In the first of two deals at Norton this week, Starling Lawrence took world English rights, for six figures at auction, to Joe Beck’s memoir, Birds of a Feather. In the book, Beck, an attorney in Atlanta, examines a 1938 trial in which his father, a smalltown Alabama lawyer, represented a black man accused of raping a white woman. Agent Wendy Strothman, who has an eponymous shingle, represented Beck in the deal, and her agency said the trial at the heart of Beck’s book recalls the fictional trial in To Kill a Mockingbird. The agency added that the book reveals “both the cost of conscience for Beck’s father and the nuances and legacies that still shape our national conversation [about race].”
In the second deal, Norton’s editor-in-chief, John Glusman, took North American rights to Lisa Belkin’s There Is No Road. Belkin is a former New York Times reporter who now works for Yahoo News. In the book, she examines a tragedy that occurred in the summer of 1960 involving the author’s stepfather, who was a young doctor at the time. As Glusman elaborated, the book centers on an ex-con befriended by the stepfather and a policeman who was murdered by the ex-con. Barney Karpfinger represented Belkin in the deal, and the book is set for summer 2017.
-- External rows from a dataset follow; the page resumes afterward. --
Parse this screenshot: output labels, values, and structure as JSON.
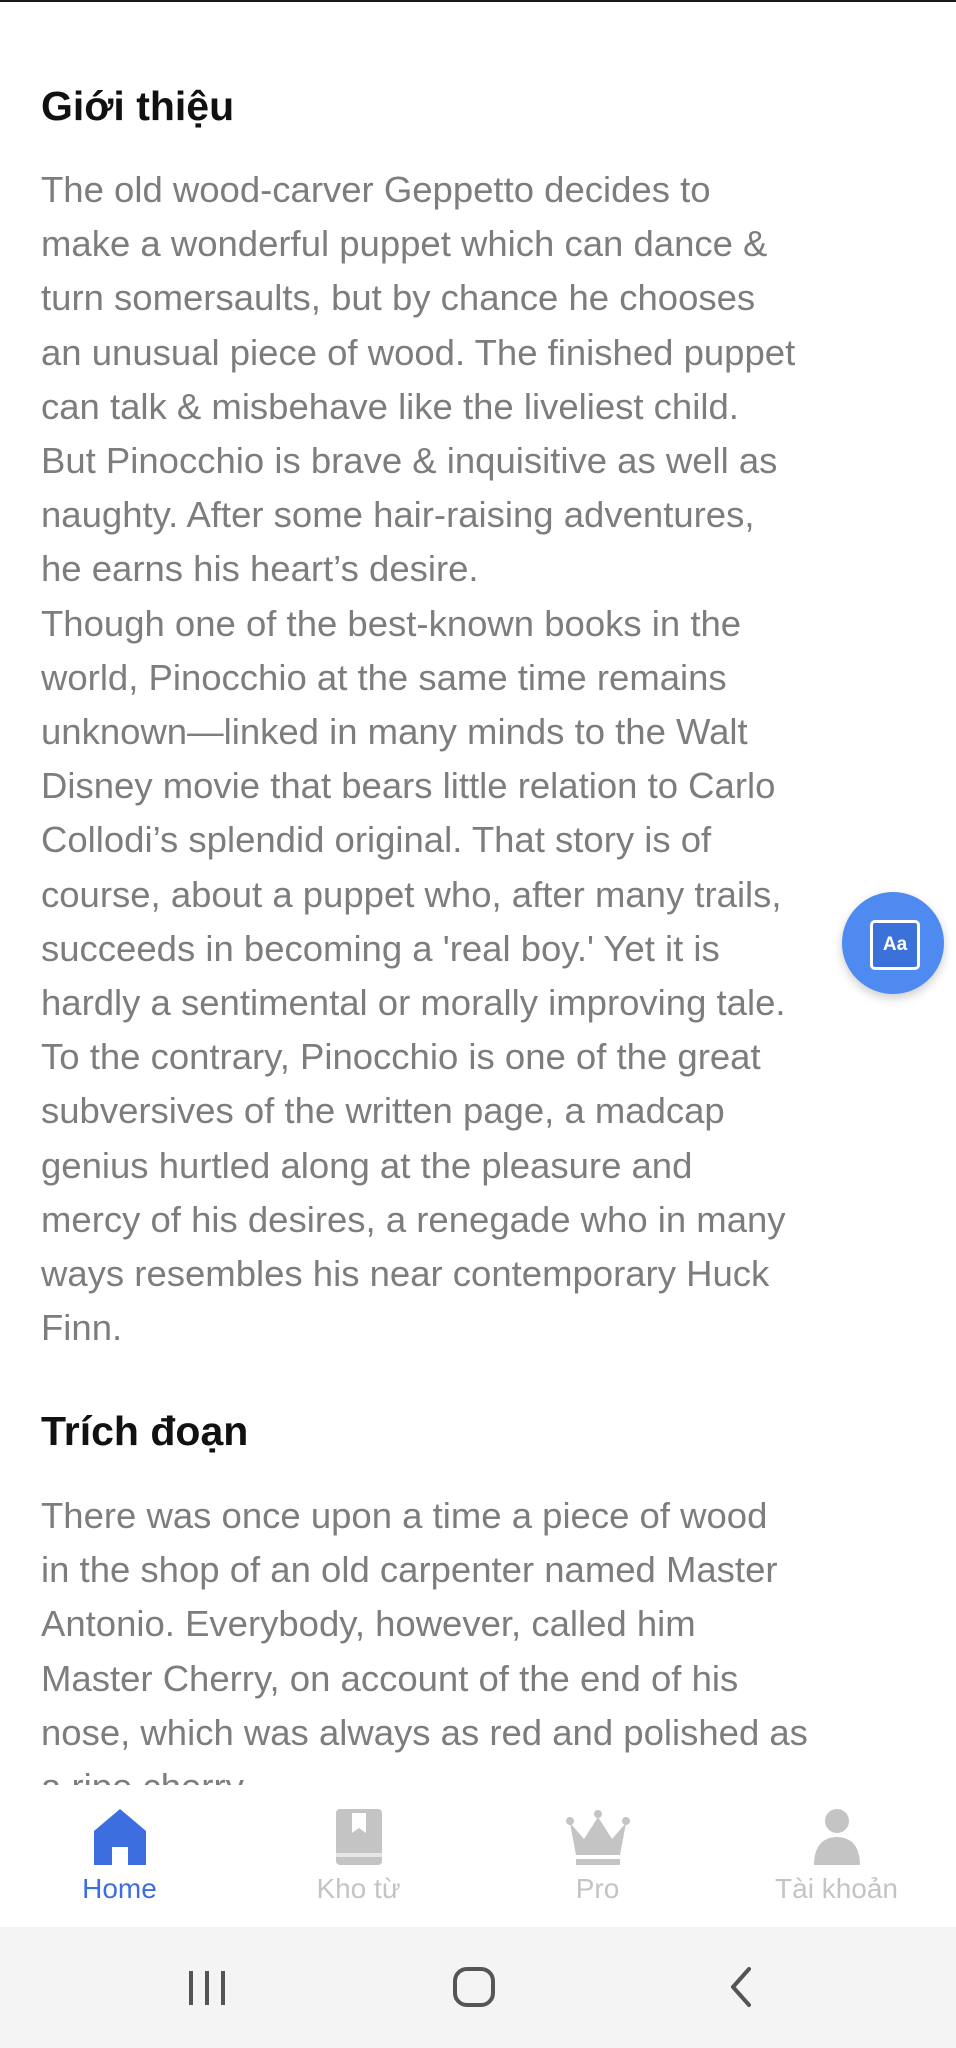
{
  "intro": {
    "title": "Giới thiệu",
    "lines": [
      "The old wood-carver Geppetto decides to",
      "make a wonderful puppet which can dance &",
      "turn somersaults, but by chance he chooses",
      "an unusual piece of wood. The finished puppet",
      "can talk & misbehave like the liveliest child.",
      "But Pinocchio is brave & inquisitive as well as",
      "naughty. After some hair-raising adventures,",
      "he earns his heart’s desire.",
      "Though one of the best-known books in the",
      "world, Pinocchio at the same time remains",
      "unknown—linked in many minds to the Walt",
      "Disney movie that bears little relation to Carlo",
      "Collodi’s splendid original. That story is of",
      "course, about a puppet who, after many trails,",
      "succeeds in becoming a 'real boy.' Yet it is",
      "hardly a sentimental or morally improving tale.",
      "To the contrary, Pinocchio is one of the great",
      "subversives of the written page, a madcap",
      "genius hurtled along at the pleasure and",
      "mercy of his desires, a renegade who in many",
      "ways resembles his near contemporary Huck",
      "Finn."
    ]
  },
  "excerpt": {
    "title": "Trích đoạn",
    "lines": [
      "There was once upon a time a piece of wood",
      "in the shop of an old carpenter named Master",
      "Antonio. Everybody, however, called him",
      "Master Cherry, on account of the end of his",
      "nose, which was always as red and polished as",
      "a ripe cherry."
    ]
  },
  "fab": {
    "icon": "font-size-icon",
    "label": "Aa"
  },
  "tabs": [
    {
      "label": "Home",
      "icon": "home-icon",
      "active": true
    },
    {
      "label": "Kho từ",
      "icon": "book-icon",
      "active": false
    },
    {
      "label": "Pro",
      "icon": "crown-icon",
      "active": false
    },
    {
      "label": "Tài khoản",
      "icon": "user-icon",
      "active": false
    }
  ],
  "colors": {
    "accent": "#3d6ee0",
    "fab": "#4f8af0",
    "body_text": "#7d7d7d",
    "inactive": "#c4c4c4"
  }
}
Feiwel Spends ‘January’ with Roehrig
At Feiwel and Friends, Liz Szabla acquired North American rights to Caleb Roehrig’s debut YA mystery, January. Roehrig was represented by Rosemary Stimola at Stimola Literary Studio, and the thriller, which features LGBT themes, was, Stimola said, pitched as “13 Reasons Why meets Gone Girl.” In the novel, 15-year-old Flynn Doherty is struggling with his sexuality, and his relationship. Although Flynn loves his girlfriend, January, he also thinks that he might be gay. When January abruptly goes missing, Flynn finds out he wasn’t the only one keeping secrets; he begins to see, as Stimola explained, “a disturbing picture of a girl in danger.” January is set for a fall 2016 publication.
Correction: An earlier version of this article stated that the protagonist in Fiona Maazel’s novel What Kind of a Man has superhuman strength. The publisher clarified that the character has superhuman abilities—which may be real, or imagined—that are not strength-based.